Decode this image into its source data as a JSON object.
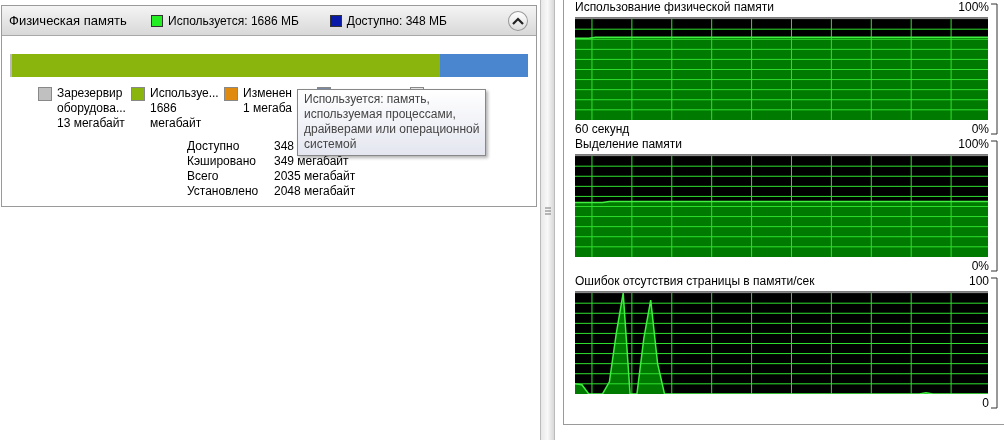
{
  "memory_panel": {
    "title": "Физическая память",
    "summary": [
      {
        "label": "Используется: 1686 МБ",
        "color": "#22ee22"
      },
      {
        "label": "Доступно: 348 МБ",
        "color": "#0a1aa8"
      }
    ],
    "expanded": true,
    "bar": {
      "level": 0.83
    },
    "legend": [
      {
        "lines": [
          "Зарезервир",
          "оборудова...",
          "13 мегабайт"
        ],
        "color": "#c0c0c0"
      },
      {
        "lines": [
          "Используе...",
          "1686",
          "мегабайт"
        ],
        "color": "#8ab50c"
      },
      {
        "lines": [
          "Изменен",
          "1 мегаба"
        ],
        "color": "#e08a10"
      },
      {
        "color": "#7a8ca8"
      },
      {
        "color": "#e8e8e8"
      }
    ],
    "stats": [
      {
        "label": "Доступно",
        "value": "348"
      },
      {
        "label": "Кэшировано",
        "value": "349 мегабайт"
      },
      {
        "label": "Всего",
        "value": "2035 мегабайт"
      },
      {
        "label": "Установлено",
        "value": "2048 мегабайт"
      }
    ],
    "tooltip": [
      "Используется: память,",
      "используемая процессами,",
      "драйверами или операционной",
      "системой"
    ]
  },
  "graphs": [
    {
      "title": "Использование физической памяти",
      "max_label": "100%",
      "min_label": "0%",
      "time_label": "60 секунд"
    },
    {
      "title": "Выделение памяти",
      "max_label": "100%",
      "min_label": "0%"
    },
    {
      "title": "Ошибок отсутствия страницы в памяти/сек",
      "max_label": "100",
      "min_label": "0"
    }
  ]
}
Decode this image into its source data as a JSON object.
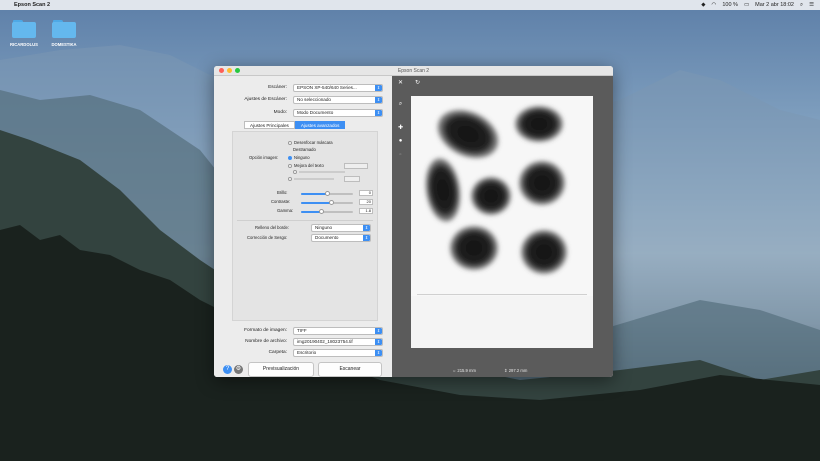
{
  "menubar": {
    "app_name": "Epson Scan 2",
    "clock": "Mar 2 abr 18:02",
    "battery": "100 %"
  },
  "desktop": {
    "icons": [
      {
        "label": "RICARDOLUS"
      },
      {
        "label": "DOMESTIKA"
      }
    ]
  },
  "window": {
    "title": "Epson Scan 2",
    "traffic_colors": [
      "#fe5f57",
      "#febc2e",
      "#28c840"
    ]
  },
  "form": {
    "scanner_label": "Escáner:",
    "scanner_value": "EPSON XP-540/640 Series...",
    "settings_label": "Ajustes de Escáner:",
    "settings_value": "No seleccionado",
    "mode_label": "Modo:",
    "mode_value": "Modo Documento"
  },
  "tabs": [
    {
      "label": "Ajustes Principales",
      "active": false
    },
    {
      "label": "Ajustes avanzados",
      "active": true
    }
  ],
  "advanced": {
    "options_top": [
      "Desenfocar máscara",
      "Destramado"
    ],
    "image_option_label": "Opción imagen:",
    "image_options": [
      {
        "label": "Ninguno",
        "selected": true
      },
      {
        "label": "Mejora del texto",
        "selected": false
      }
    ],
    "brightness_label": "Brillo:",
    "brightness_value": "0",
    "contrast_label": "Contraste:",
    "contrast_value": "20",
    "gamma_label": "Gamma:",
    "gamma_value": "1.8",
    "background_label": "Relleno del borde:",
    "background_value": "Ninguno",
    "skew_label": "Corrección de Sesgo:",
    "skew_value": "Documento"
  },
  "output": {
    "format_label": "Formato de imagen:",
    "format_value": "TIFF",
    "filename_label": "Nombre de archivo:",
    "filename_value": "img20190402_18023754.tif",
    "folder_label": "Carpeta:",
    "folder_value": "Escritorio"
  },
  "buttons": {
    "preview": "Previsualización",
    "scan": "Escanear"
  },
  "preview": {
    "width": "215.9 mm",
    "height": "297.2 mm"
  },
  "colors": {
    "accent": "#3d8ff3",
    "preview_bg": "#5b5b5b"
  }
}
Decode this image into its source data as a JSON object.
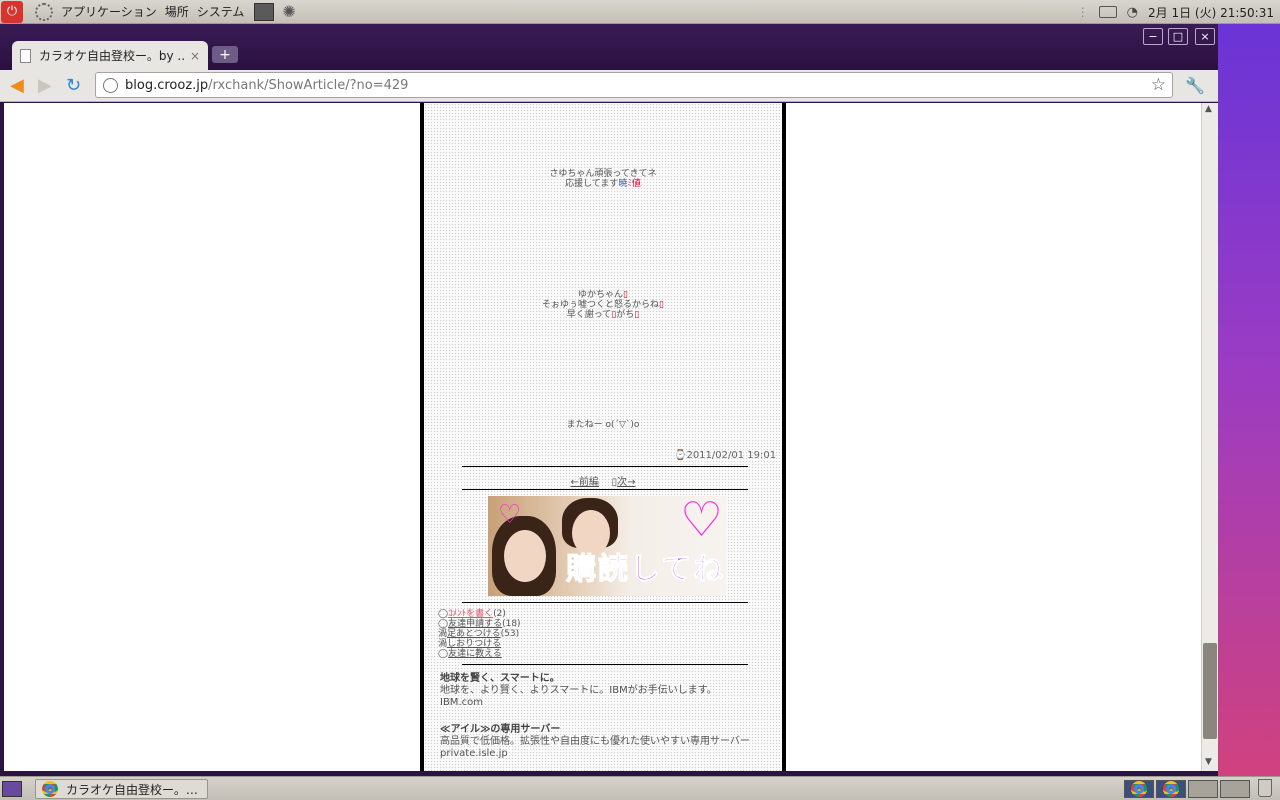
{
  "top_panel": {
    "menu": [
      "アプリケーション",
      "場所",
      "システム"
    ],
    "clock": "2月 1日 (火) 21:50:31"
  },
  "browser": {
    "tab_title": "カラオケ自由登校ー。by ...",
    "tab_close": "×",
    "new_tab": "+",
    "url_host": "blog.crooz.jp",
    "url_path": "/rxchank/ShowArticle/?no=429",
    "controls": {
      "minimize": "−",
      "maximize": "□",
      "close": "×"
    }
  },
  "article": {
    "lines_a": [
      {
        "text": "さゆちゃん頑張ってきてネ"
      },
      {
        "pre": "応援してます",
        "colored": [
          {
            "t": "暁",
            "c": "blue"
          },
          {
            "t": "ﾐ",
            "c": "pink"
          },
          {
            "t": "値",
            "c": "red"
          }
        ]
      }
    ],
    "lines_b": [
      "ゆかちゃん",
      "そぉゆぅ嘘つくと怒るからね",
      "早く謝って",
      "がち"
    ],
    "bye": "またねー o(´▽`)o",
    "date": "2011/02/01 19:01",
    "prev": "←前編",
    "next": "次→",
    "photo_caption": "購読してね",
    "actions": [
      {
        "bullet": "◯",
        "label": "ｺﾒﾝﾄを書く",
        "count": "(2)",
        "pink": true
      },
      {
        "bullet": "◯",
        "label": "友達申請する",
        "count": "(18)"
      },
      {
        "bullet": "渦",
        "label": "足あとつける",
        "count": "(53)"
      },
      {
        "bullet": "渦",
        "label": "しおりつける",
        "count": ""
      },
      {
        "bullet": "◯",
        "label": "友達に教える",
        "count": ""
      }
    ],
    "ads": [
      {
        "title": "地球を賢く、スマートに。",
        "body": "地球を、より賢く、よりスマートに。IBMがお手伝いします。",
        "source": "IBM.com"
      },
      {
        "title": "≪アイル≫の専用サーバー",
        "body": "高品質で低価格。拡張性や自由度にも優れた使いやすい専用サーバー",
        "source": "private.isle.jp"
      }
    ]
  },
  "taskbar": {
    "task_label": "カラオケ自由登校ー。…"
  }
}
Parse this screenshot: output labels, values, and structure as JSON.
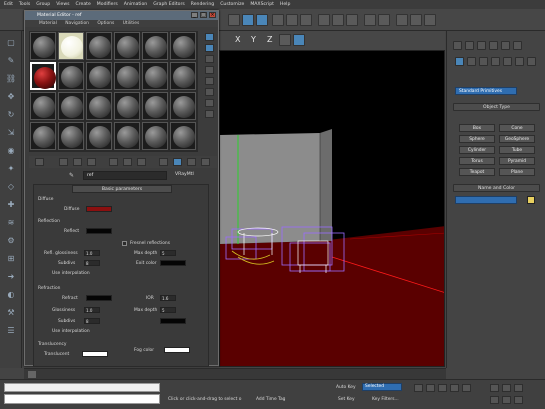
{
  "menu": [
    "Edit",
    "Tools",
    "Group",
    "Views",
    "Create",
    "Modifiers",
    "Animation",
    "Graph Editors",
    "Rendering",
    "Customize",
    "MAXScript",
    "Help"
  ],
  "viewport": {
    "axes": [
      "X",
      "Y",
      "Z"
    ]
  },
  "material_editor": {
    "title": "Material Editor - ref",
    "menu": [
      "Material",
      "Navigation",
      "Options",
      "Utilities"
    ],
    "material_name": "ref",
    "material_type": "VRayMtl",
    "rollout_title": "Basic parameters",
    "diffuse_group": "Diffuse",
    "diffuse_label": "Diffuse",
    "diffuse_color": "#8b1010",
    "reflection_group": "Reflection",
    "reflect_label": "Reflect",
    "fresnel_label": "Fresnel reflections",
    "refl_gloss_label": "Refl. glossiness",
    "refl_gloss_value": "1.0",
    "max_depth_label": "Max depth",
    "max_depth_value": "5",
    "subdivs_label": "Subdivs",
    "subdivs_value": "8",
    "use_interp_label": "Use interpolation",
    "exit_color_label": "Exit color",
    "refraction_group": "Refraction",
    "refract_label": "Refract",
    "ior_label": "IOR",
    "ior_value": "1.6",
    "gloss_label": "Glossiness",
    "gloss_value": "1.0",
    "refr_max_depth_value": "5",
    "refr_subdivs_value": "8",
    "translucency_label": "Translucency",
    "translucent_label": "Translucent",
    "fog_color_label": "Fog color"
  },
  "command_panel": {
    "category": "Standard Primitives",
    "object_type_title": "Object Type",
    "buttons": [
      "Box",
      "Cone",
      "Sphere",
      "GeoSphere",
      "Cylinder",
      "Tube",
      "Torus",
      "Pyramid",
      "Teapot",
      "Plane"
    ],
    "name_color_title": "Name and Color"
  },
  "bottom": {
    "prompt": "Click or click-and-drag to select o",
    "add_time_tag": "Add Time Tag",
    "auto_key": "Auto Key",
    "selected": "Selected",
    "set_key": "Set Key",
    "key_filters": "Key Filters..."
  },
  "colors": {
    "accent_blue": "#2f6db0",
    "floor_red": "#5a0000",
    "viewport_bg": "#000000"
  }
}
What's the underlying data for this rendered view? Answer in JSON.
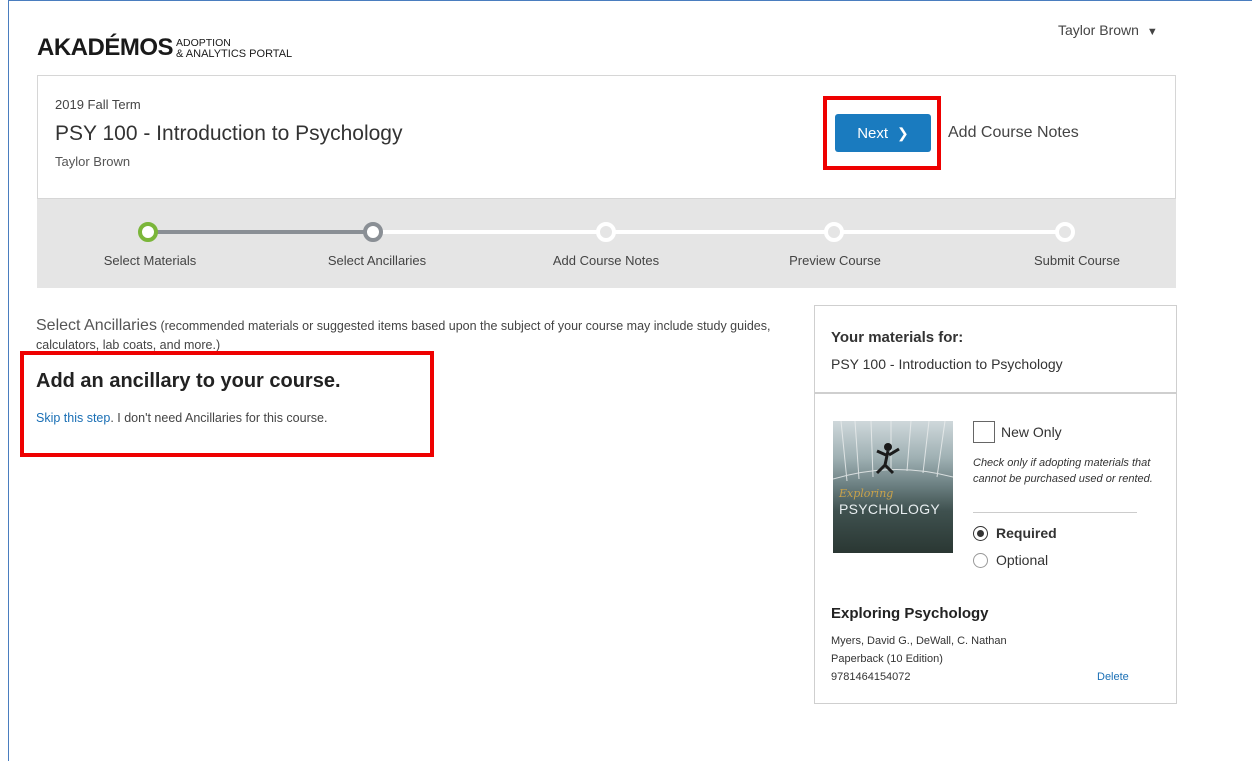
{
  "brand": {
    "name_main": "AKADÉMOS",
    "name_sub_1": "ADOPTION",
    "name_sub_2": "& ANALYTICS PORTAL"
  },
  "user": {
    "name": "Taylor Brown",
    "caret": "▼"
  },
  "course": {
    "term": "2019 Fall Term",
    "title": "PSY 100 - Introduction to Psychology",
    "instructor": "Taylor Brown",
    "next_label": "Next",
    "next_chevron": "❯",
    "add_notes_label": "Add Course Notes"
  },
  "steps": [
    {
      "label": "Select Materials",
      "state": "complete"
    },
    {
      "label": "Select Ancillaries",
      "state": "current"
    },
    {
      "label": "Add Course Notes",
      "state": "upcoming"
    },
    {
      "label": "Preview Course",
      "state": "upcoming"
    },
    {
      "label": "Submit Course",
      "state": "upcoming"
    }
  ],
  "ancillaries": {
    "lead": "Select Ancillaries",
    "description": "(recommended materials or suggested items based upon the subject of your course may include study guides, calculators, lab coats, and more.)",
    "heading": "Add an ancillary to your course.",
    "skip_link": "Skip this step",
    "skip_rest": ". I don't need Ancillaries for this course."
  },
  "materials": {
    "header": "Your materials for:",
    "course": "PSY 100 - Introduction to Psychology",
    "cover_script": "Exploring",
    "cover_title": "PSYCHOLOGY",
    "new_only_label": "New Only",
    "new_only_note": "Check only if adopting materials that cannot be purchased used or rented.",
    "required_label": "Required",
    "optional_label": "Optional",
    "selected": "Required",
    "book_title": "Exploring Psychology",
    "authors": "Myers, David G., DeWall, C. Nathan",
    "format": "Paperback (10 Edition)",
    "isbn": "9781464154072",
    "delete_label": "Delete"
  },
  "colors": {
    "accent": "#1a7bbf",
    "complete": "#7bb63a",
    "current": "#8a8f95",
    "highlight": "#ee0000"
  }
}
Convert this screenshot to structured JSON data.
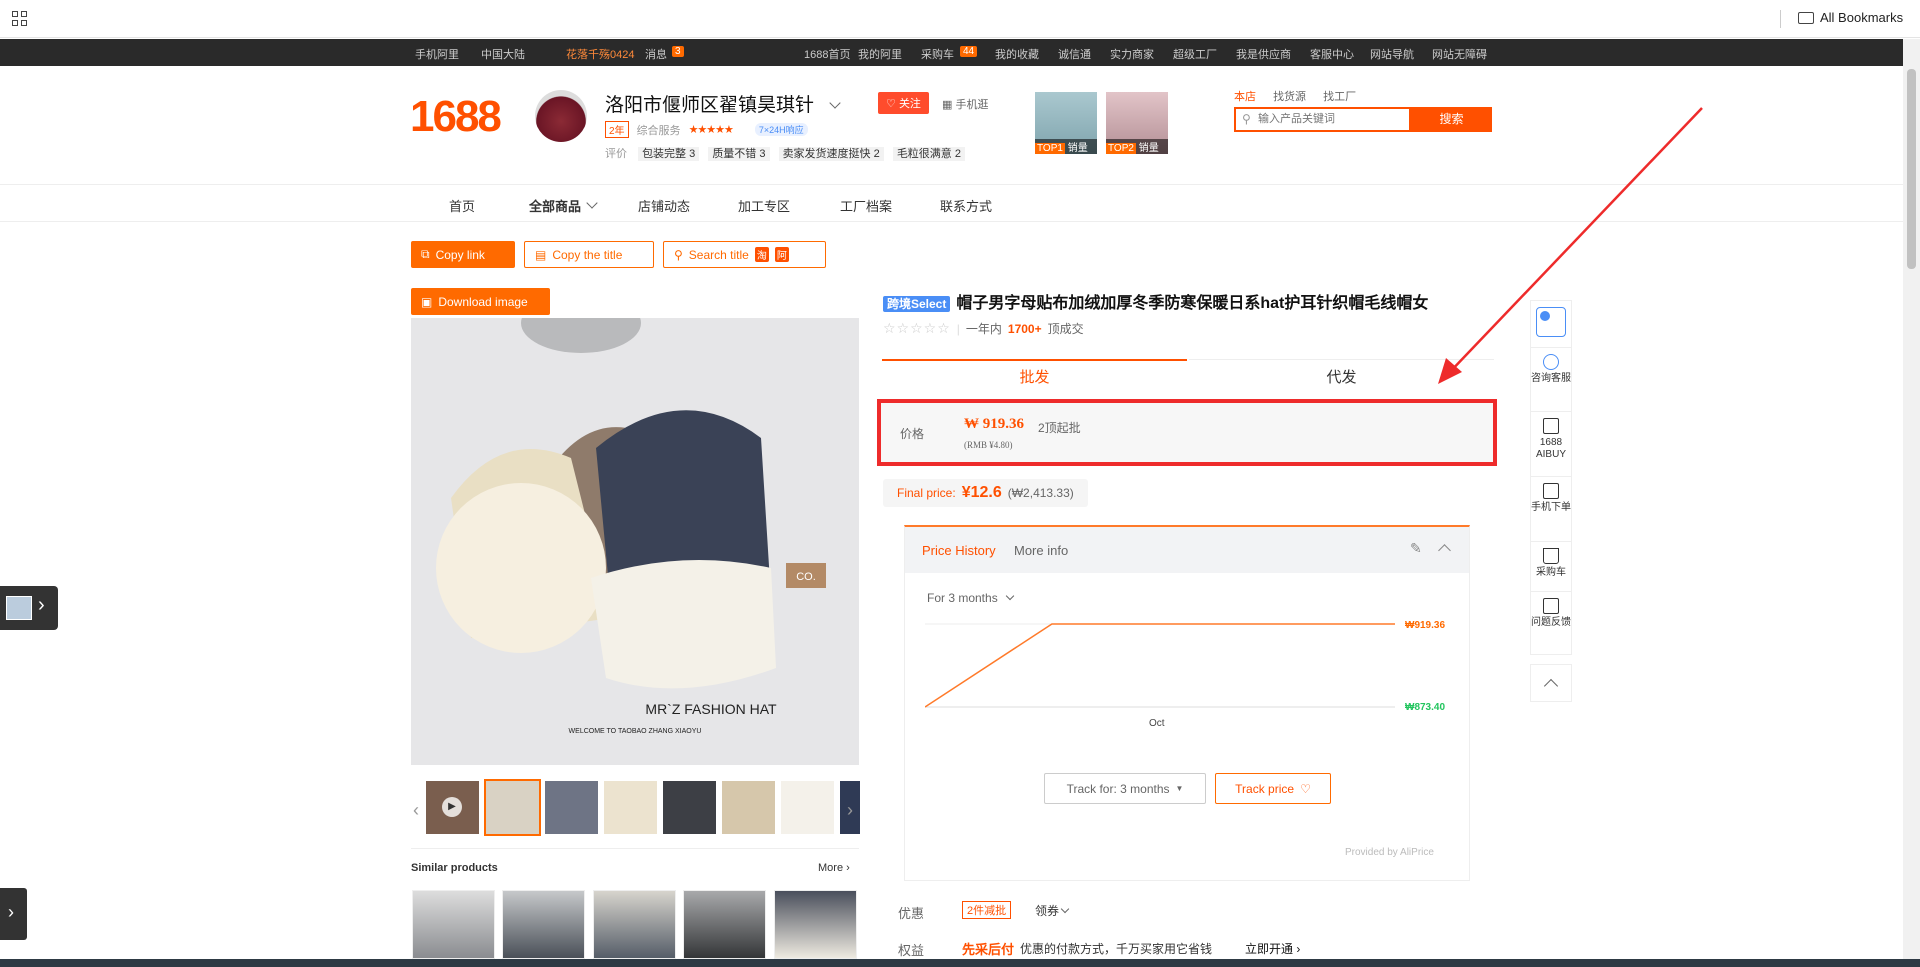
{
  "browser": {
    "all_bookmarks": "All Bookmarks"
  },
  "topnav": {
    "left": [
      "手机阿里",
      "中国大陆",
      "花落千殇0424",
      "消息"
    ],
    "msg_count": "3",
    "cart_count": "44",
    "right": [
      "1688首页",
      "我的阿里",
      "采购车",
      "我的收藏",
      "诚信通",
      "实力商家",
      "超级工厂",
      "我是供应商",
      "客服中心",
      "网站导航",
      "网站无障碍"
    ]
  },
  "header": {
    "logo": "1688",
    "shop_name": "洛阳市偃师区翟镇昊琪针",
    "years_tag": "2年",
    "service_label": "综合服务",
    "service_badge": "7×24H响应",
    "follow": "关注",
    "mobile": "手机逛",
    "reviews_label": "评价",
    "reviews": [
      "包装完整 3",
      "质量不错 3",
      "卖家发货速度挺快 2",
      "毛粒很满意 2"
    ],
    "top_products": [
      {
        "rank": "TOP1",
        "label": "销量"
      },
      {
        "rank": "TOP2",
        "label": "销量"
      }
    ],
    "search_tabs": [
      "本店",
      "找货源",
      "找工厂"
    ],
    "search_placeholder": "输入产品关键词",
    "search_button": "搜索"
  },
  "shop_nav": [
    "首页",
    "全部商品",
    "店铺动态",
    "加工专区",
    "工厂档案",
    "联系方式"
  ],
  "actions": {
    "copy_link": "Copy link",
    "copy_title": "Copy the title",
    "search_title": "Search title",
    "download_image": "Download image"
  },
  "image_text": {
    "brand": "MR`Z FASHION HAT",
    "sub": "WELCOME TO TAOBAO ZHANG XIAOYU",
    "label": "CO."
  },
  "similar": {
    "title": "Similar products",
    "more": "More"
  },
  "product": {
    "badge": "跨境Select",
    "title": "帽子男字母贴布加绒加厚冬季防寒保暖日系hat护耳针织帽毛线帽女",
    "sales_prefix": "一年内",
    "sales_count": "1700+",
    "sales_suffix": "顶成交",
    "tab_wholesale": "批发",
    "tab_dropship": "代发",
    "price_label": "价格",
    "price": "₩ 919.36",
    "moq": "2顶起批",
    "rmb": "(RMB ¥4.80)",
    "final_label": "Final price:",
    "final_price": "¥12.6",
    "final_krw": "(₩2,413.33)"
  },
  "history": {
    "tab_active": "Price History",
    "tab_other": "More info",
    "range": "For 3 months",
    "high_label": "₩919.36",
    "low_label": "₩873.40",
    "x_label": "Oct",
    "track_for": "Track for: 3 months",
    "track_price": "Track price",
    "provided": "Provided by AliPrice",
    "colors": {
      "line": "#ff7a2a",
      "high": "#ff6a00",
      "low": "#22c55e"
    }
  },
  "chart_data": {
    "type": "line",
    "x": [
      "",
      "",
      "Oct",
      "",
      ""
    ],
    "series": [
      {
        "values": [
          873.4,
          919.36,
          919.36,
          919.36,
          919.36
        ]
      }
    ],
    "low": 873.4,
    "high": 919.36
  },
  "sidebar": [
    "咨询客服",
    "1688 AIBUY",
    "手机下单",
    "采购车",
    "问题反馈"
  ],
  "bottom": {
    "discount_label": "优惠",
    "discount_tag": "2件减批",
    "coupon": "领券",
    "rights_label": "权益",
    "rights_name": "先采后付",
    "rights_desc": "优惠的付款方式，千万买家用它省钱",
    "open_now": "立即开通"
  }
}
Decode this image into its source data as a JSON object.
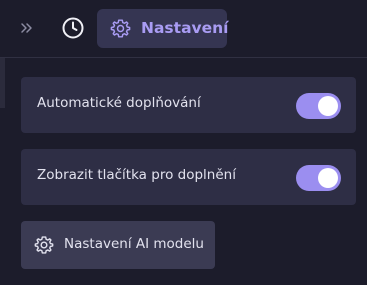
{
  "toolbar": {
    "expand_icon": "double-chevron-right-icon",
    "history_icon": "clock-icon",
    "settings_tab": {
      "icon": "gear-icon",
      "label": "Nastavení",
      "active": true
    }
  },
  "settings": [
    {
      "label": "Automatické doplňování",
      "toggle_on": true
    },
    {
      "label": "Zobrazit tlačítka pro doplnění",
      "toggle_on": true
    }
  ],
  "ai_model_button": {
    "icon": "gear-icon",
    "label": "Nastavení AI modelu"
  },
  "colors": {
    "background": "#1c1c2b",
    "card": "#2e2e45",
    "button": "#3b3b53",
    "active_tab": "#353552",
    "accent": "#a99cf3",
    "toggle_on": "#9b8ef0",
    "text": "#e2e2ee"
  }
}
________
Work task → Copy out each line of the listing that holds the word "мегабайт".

Answer space →
          "13 мегабайт"
          "мегабайт"
        "value": "349 мегабайт"
        "value": "2035 мегабайт"
        "value": "2048 мегабайт"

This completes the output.